Half and fold about ten times, or until the dough gets a nice circular shape. Place it with the smooth side up onto the floured surface and rotate it until it forms a tight ball. The edges of the dough should be underneath.
Now, place your dough ball in a bowl or a plastic container and cover with a damp kitchen towel or plastic wrap. Then, put it back in the fridge for another day (I know, I know, it’s so long, but this is the price you pay for a delicious Roman pizza!)
After another day, your dough has been fermenting for 72 hours!
When you’re ready to make your Roman pizza bianca, remove your dough balls from the fridge and let them stand at room temperature for a couple hours. This will let your dough rise and relax. It will be easier to handle.
After another day, your dough has been fermenting for 72 hours!When it comes to room temperature, place the dough ball back onto the floured surface. If the process was done correctly, your dough will look like this:
Cover the dough ball with flour so you can handle it without too much stickiness, and spread it around to get it to resemble the shape of a sheet pan.
We make this type of pizza in a pan. No need for a pizza peel, baking steel, or professional pizza oven. A sheet pan and a home oven will work just fine. However, if you can find a pan made of blue steel, your pizza will come out better – as this type of pan works great with high heat.
Once the dough is shaped to your liking, use your fingers to crimp the edges down, trapping all of the air inside.
Now, keep using your fingers to create little air pockets all over the dough. The more the merrier. This helps create that nice airy “crumb” that we’re looking for.
Now carefully transfer the partially spread out dough from the work surface to the pan. If you watch the video you’ll learn a little trick on how to do that. Stretch the dough to the edges of the pan.
Drizzle the surface with olive oil, and put the pan in the oven at 400° F for 12-15 minutes. About halfway through, take a knife and poke all of the air bubbles, to keep the surface of the dough nice and even.
If you’re going to load it with sauces and toppings, it’s important to note that the pizza is going to go back in the oven for another ten minutes. The dough will become much more crispy after its second round in the oven.
Congratulations! You’re now a Roman pizza Bianca master!
72 HOUR PIZZA DOUGH RECIPE FAQs:
Q: Do I have to wait the entire 72 hour fermentation process?
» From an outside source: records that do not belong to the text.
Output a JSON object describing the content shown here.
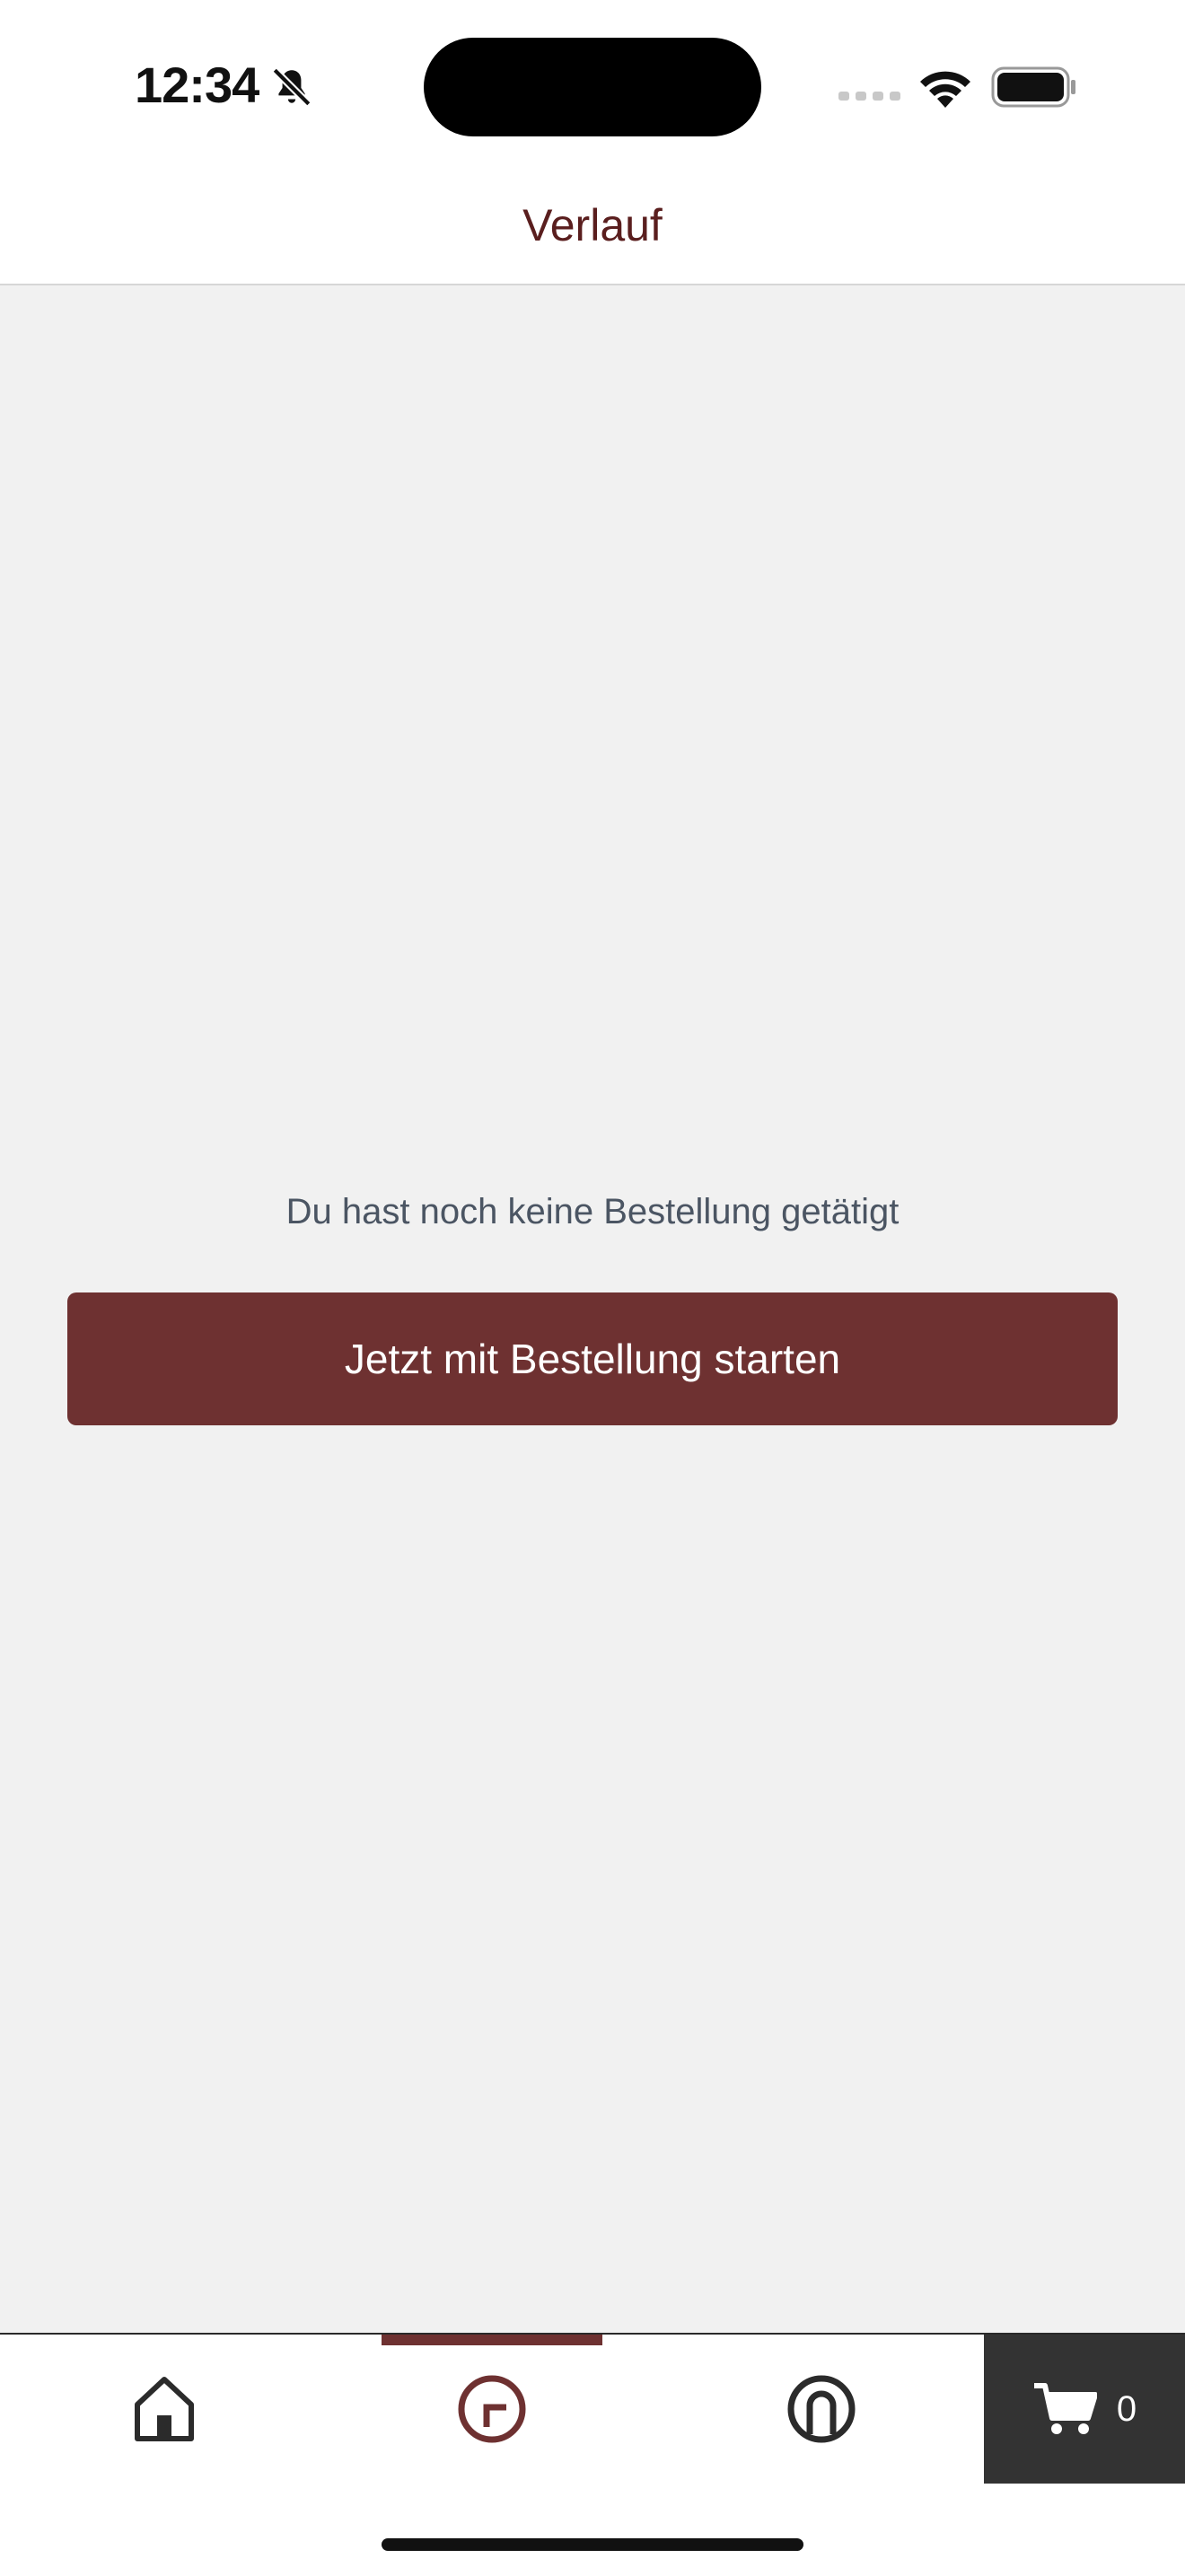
{
  "status_bar": {
    "time": "12:34",
    "icons": [
      "bell-slash-icon",
      "signal-icon",
      "wifi-icon",
      "battery-icon"
    ]
  },
  "header": {
    "title": "Verlauf"
  },
  "main": {
    "empty_message": "Du hast noch keine Bestellung getätigt",
    "start_button_label": "Jetzt mit Bestellung starten"
  },
  "tab_bar": {
    "items": [
      {
        "icon": "home-icon",
        "active": false
      },
      {
        "icon": "history-icon",
        "active": true
      },
      {
        "icon": "profile-icon",
        "active": false
      }
    ],
    "cart": {
      "icon": "cart-icon",
      "count": "0"
    }
  },
  "colors": {
    "accent": "#6e3131",
    "title": "#5a1e1e",
    "background": "#f1f1f1",
    "cart_background": "#333333",
    "message_text": "#4b5563"
  }
}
A: If you’re pressed for time, you don’t have to wait the entire 72 hours. Your Roman Pizza Bianca will still be very good, but you won’t develop as much flavor and the dough probably won’t be as light and airy as it would be with the full 72 hours. Using lukewarm water and not putting the dough in the fridge will speed up the process, but the results won’t be as good.
Q: Do I have to let the dough ferment in the fridge?
A: You don’t have to let it ferment in the fridge, but a long and cold fermentation is what allows the yeast to work and create so much flavor.
Q: Do I have to use so much water? A wet dough is really hard to work with.
A: You can use less water if you choose, but you won’t get the airy and light crumb that we are striving for.
What to do with it
This 72 hour pizza dough recipe will get you a nice pizza bianca, but you can also use it as a base for any other type of pizza. For instance, if you like white pizzas, you can add any topping of your choice and enjoy.
But you could also:
- Turn it into a Pizza Rossa: Use your favorite marinara sauce, or make a quick tomato sauce with crushed tomatoes and olive oil, and pop it back in the oven for a few minutes.
- Make some Pizza e Mortazza: Cut the pizza bianca into small pieces, open them up and fill them with mortadella.
- Make a Stuffed Roman Pizza: If you really want to impress your friends, slice the pizza dough in half, as if it were a sandwich. Fill it with your favorite sandwich stuffing, and top it with your favorite pizza. We stuffed an entire pepperoni pizza with chicken parm, and everyone loved it!
We even use it to make our beloved Meatball Parm!
There are infinite uses for it. I hope you enjoy making it at home. And if 72 hours are too much, we have a smoking hot slice waiting for you here at Mortadella Head!